**What the task asks**
Among the records, which lines include "meta"? List them.

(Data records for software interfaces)
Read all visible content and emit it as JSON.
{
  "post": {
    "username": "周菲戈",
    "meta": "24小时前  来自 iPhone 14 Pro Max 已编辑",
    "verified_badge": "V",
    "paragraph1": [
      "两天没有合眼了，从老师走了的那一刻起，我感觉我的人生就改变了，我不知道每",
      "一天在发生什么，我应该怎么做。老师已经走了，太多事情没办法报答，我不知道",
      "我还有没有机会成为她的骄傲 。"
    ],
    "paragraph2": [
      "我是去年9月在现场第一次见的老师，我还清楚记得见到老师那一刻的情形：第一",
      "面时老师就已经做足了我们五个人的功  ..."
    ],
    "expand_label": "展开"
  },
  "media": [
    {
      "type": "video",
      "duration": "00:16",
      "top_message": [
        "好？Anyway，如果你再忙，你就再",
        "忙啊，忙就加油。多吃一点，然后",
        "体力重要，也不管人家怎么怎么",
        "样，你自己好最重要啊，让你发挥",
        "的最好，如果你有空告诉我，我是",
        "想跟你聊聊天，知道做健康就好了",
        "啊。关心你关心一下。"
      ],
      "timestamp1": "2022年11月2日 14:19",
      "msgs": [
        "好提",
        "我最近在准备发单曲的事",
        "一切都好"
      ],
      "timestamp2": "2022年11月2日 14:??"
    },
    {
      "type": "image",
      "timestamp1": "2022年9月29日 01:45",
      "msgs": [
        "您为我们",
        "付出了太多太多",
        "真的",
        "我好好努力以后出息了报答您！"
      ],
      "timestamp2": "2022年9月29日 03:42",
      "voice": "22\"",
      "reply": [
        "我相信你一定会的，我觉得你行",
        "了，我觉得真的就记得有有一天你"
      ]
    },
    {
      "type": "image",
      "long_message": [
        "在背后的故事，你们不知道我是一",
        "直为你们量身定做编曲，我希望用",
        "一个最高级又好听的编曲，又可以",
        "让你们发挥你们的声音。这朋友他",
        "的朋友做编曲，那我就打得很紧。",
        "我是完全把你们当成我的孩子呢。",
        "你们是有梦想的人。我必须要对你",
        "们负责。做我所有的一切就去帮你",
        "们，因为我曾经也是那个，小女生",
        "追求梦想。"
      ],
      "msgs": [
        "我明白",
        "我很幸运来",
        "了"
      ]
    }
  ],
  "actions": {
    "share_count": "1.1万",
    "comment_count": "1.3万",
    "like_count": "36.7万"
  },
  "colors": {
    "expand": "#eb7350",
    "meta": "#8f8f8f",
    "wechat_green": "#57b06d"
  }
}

**Answer box**
    "meta": "24小时前  来自 iPhone 14 Pro Max 已编辑",
    "meta": "#8f8f8f",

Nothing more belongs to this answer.